WHAT YOU HAVE TO DO: Work out how many lines of the material below contain the word "tmux", then write that number alone.

++++ INPUT DATA

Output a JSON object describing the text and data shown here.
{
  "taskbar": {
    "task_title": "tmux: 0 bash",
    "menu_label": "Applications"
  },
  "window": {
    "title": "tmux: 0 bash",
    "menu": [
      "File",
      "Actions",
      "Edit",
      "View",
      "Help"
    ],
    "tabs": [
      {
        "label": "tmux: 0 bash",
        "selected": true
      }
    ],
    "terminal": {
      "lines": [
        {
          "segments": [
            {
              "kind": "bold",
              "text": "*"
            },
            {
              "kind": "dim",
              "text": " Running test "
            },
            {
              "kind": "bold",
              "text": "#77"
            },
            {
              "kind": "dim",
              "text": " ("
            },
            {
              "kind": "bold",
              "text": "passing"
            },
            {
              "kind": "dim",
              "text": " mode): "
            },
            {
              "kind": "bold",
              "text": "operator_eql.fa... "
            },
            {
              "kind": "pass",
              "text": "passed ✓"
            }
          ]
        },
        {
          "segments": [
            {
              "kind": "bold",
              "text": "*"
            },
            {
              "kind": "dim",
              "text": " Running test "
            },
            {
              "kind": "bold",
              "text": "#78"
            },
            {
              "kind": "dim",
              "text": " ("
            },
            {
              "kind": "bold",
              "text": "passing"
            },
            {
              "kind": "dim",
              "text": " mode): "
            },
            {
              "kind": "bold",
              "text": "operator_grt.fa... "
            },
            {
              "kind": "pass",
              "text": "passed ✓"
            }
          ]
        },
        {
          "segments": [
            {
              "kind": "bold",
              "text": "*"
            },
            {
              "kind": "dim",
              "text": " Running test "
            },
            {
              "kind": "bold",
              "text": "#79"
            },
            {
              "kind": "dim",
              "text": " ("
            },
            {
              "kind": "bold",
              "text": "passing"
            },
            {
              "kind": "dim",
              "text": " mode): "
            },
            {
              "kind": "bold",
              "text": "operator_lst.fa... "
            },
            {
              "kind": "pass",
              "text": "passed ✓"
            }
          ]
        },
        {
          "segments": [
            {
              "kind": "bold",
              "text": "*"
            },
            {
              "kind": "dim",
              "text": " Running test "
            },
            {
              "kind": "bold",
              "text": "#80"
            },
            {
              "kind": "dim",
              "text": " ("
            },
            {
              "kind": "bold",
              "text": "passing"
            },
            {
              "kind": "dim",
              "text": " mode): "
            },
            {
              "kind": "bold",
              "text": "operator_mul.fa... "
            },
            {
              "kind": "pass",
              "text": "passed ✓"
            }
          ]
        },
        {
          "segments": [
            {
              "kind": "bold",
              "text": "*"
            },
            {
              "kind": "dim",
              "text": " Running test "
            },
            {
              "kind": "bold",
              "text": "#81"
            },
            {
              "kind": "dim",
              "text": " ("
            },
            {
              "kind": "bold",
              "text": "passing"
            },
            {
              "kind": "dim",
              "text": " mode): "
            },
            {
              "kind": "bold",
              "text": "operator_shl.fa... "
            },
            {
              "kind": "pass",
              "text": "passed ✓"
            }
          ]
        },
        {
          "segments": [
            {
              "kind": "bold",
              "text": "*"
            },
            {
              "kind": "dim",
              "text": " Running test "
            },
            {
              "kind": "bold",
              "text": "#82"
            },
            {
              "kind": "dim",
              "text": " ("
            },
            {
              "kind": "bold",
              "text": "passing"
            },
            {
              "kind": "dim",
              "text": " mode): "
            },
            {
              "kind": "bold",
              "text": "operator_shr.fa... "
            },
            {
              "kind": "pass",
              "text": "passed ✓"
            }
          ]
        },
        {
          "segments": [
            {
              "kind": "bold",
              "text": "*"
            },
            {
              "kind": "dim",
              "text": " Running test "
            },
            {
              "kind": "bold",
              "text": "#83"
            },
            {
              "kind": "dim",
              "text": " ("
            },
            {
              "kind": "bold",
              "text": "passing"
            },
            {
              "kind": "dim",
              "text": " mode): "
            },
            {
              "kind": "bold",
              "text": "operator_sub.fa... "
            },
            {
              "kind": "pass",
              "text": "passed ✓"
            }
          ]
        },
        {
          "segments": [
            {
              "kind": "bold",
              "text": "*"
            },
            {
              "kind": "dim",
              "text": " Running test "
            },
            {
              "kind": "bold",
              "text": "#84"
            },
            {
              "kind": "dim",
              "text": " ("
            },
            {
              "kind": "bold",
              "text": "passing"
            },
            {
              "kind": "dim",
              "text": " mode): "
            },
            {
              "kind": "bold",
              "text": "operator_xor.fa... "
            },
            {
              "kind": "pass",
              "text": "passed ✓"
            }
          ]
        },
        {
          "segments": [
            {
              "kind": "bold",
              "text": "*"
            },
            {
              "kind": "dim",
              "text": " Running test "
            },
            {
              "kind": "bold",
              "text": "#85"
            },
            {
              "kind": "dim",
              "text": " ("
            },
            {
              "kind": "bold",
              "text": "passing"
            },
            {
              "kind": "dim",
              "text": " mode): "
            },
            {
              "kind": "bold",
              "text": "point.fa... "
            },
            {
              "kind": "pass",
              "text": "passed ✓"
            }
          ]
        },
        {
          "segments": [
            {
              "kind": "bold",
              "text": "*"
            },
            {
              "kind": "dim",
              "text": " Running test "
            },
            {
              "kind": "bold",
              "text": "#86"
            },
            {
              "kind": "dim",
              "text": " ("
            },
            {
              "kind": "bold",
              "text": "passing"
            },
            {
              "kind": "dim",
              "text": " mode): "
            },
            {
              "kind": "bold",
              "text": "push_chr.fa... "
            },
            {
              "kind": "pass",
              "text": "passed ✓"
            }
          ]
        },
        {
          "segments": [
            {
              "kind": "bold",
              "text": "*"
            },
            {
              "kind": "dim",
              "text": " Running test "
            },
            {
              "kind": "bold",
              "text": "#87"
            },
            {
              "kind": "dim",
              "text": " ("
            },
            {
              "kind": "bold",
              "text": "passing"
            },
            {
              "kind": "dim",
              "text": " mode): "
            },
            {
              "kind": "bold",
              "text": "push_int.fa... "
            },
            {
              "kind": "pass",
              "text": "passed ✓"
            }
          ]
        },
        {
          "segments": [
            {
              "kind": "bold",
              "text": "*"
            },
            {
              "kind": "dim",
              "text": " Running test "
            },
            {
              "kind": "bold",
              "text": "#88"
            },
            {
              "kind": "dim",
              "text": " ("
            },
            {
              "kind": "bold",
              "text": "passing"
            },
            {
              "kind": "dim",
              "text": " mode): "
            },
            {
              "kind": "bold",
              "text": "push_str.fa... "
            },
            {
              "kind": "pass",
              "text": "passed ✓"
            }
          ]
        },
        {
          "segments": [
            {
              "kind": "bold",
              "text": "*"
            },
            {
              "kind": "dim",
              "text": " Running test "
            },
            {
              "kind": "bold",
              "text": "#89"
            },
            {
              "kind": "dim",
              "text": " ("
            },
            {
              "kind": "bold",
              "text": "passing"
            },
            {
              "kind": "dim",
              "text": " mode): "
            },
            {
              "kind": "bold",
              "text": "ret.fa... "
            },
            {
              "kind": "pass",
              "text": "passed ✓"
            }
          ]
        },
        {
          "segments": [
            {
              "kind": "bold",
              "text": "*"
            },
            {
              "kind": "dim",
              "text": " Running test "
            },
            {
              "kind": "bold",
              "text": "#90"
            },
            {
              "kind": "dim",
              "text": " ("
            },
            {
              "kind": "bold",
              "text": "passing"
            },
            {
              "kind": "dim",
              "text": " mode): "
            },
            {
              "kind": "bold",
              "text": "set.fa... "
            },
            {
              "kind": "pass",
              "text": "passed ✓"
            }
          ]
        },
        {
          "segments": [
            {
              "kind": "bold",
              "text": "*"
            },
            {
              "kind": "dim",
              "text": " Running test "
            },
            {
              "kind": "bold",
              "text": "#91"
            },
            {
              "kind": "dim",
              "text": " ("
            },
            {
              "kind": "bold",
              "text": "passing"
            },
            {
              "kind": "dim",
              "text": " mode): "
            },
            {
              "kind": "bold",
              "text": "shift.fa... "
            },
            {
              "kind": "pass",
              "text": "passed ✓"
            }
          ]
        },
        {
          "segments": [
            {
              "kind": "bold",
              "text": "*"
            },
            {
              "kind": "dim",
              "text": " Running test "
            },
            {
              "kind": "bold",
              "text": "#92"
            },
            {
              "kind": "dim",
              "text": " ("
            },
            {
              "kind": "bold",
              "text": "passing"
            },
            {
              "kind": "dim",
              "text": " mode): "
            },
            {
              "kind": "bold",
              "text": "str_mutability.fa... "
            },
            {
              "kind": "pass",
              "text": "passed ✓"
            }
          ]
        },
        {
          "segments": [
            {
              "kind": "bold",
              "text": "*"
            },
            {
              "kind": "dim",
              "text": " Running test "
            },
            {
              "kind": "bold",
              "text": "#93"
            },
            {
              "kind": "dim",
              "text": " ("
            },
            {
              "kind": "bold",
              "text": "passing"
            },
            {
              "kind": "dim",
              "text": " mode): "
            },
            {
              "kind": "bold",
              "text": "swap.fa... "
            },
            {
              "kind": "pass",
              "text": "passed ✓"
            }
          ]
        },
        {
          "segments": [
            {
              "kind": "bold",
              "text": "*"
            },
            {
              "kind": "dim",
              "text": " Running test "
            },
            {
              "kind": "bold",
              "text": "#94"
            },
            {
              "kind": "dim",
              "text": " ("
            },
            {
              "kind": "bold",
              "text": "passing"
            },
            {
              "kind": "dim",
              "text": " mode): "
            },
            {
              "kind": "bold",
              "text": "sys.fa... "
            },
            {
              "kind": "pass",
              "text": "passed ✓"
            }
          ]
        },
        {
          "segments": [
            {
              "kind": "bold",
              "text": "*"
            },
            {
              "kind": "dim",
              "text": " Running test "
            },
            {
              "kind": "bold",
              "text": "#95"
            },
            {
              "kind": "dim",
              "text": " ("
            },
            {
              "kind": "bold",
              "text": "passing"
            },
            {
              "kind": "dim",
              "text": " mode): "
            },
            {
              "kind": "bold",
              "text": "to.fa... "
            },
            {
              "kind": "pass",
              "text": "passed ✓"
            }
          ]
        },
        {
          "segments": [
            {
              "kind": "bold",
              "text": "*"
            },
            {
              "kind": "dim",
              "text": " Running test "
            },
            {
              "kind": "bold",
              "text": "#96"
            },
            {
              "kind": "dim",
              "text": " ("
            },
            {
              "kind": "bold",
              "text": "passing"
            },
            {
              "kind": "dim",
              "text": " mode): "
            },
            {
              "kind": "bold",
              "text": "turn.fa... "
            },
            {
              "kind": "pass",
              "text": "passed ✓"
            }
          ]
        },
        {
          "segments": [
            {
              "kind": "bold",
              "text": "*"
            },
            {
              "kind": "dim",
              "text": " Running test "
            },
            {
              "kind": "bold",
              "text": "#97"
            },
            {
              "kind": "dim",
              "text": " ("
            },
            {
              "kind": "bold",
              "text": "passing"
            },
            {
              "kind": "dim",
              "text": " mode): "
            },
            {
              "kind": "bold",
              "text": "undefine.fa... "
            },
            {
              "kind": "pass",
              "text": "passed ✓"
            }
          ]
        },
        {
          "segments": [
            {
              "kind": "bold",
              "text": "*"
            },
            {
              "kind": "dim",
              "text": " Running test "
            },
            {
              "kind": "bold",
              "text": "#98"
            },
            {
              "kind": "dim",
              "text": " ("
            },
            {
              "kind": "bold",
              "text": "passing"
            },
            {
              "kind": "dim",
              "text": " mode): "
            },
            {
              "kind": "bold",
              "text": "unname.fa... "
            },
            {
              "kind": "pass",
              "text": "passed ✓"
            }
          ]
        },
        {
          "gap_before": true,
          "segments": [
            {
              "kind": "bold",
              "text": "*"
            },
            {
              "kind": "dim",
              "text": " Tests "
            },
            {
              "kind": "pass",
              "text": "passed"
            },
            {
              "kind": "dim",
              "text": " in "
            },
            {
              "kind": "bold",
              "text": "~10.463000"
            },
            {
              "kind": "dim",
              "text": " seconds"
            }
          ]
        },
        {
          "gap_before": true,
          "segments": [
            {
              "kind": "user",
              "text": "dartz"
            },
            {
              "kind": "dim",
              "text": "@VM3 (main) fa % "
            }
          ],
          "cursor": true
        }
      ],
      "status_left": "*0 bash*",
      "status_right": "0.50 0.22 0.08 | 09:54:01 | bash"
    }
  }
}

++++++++

RESULT BELOW: 3